Meaningful Photography & Its Positive Impact on Survivors
In the spring of 2020, the COVID-19 pandemic wasn’t the only thing that flipped Michaela Raes’ world upside down. Her breast cancer diagnosis came around the same time, disrupting her treatment options. In the midst of the scariest things happening at once, Raes found a way to see the strength that would guide her throughout her cancer journey. Before undergoing any surgeries, she hired her close friend Jolana Hollister, a Rochester-based photographer, to do her very first boudoir photoshoot.
Raes shares that her confidence was never the best, and the cancer diagnosis only exacerbated her fear for her body: Will I feel alright with myself? Will I look bald? What will losing hair feel like? Now, Raes can say that these overwhelming fears were unnecessary. You’re still the same person when you’re diagnosed with cancer. You may look and feel different, but you’re still the same wonderful person, and Raes’s boudoir sessions helped her realize this.
A Shared Experience
Raes’ first boudoir session with Hollister occurred prior to her first surgery, a lumpectomy. After she was photographed post-surgery, she decided to do another shoot after chemo, then after her double mastectomy, and again after her reconstructive surgery. By shooting after each surgery, Raes and Hollister were showing the experience of having cancer in one body.
As Raes felt strengthened and more confident through the boudoir sessions, she thought that other women with breast cancer could benefit from the same experience. Raes decided that if she could help at least one other woman through this, then she could move forward. But Raes hasn’t just help one woman in the past two years; to date, she has helped over ten women gain the confidence they need throughout their respective journeys with breast cancer. This number continues to rise as more boudoir sessions are offered through the Breast Cancer Confidence Project.
A Fulfilling Charitable Organization
The Breast Cancer Confidence Project (BCCP) was launched by Raes and Hollister when they joined forces and decided to offer boudoir sessions to women with breast cancer in the Rochester area. The official name for the charitable organization was coined at the end of 2020, and over the past year and a half, Raes and Hollister have organized three events. BCCP is a charitable organization working on its nonprofit application, and it holds no profits from its efforts. Any revenue that has been generated was donated to breast cancer organizations that already have a nonprofit designation.
Women who attend these events are encouraged to share their experiences, talk about their fears, have fun with one another, and gain confidence in their bodies with the help of a beautifully crafted photo session, which includes a complimentary makeover! Comfort is the most important element when it comes to these boudoir sessions, so women are encouraged to wear clothing and undergarments they feel their best in.
A Changed Experience
Hollister dipped her toes into boudoir photography shortly before Raes reached out about her first session; in fact, Raes was Hollister’s first paid boudoir customer! While Raes enjoyed photographing weddings and families, capturing the bodies of cancer survivors has had an indescribable impact.

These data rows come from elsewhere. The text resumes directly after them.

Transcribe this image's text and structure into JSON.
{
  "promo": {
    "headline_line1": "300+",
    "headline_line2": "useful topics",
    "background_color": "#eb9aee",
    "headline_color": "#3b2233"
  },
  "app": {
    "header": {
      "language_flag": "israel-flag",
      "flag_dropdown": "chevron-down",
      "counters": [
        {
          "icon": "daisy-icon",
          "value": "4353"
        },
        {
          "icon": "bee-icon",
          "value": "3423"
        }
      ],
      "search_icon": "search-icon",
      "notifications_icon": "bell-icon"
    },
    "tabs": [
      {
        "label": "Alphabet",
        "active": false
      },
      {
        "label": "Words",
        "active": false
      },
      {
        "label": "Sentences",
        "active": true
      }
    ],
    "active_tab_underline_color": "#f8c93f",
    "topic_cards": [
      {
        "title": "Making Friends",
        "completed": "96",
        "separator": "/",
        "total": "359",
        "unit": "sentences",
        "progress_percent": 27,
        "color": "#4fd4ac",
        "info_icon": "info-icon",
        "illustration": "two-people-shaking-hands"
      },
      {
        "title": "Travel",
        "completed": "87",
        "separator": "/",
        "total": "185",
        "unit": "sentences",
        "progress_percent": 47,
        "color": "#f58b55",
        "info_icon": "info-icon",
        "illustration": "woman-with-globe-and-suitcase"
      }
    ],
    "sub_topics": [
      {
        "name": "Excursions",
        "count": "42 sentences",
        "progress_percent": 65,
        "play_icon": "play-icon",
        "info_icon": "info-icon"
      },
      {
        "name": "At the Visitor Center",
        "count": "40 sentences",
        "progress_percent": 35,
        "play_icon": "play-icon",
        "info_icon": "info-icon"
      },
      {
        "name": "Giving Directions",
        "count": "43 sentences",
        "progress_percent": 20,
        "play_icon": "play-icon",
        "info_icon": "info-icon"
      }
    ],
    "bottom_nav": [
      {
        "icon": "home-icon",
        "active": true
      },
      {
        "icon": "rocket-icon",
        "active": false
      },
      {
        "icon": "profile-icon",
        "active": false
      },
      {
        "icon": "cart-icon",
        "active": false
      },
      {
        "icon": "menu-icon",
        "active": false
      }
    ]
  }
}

Raes shares that Hollister does an incredible job of showing breast cancer survivors how beautiful their bodies are, and she does a reveal for each woman after the session to go through the photos, highlight strengths, and show the women just how powerful their bodies are. Through this deeply personal way of demonstrating both beauty and strength, survivors are able to see themselves in a different light. Women are very used to judging themselves and picking apart their bodies and finding flaws, but these boudoir sessions provide a different perspective that a cancer patient simply won’t be exposed to in a medical setting.
The boudoir sessions are a shared experience among breast cancer survivors. Women who attend the sessions can connect with one another, know that they’re not alone, and learn how to accept their ever-changing bodies. However, it’s not just a shared experience - it’s also about a changed perspective. You can talk about your shared experiences, but at the end of the day, every woman’s journey is different - and that’s okay. By talking about their struggles and accepting their changing bodies, survivors can feel less alone and instead garner the power, confidence, and beauty that they left behind when they were first diagnosed.
Hollister shares that the focus is on capturing emotion and authentic feelings and making it more than a session of posing and smiling. It’s an entire experience, and Michaela Raes and Jolana Hollister want women who come to relax, put themselves first, and enjoy it to the fullest!
BCCP In Action
While Hollister runs the photography side of their charitable organization, Raes organizes their social media pages and does the bulk of the event planning. The sessions are hosted in Hollister’s studio in Rochester, and their fourth session will take place on October 30th, 2022. This event will be the biggest one they’ve ever offered, as they’re providing a variety of options for women with different comfort levels and for those who want to be more conservative with their bodies. This event will offer boudoir, headshots, and henna body art.
The organization’s plans for the future include social ventures for previous participants to reconnect, such as a dinner, a movie night, or a hiking trip, and to continue providing fundraisers for the organization and other breast cancer organizations in Rochester and the surrounding communities. They also plan to expand their body positivity events to a broader geographical area. With a board of directors, the BCCP is now a recognized charitable organization in the Rochester community that is helping breast cancer survivors find their confidence and strength, one photograph at a time.